=== Section Start ===
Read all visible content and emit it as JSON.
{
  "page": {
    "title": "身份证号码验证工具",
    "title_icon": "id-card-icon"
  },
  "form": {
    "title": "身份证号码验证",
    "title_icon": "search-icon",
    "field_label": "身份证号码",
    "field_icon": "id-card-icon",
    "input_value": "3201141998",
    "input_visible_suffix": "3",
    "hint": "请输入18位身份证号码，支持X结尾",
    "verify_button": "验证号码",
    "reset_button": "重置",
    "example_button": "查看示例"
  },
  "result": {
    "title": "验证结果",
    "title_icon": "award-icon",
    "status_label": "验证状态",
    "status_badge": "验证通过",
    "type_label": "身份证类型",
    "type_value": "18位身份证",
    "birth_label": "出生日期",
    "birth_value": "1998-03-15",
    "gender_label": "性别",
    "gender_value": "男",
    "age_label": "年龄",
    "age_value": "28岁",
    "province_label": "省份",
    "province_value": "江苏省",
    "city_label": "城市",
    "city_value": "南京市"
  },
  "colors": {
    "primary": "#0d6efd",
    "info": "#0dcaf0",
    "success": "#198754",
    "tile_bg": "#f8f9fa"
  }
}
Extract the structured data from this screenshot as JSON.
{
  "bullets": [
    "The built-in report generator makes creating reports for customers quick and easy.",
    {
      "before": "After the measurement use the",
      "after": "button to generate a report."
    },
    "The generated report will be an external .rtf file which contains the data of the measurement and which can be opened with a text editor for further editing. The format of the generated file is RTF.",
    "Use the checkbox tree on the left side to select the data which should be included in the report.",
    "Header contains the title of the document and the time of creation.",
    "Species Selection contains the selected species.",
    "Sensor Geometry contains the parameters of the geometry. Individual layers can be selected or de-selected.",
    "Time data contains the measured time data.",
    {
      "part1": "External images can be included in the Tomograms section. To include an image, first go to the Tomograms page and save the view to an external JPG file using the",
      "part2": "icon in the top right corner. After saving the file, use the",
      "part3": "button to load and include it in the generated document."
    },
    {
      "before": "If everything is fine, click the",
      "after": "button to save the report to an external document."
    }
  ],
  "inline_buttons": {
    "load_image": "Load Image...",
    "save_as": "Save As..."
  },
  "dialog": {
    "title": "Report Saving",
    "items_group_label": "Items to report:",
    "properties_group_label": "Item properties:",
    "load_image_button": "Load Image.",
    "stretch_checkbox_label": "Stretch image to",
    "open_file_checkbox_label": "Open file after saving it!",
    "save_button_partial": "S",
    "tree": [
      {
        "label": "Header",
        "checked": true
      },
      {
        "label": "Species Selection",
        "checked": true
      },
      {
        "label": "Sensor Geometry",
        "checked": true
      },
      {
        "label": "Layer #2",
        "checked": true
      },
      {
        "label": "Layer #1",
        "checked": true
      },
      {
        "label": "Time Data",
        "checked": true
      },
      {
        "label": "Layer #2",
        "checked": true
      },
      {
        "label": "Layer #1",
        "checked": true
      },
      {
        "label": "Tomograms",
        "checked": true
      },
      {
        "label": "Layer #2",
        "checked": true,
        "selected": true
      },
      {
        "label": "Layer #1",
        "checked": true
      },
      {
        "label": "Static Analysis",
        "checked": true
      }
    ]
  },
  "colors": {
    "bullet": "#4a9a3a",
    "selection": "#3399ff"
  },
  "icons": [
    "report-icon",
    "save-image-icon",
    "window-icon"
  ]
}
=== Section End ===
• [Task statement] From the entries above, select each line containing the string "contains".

• [Answer to the problem]
    "The generated report will be an external .rtf file which contains the data of the measurement and which can be opened with a text editor for further editing. The format of the generated file is RTF.",
    "Header contains the title of the document and the time of creation.",
    "Species Selection contains the selected species.",
    "Sensor Geometry contains the parameters of the geometry. Individual layers can be selected or de-selected.",
    "Time data contains the measured time data.",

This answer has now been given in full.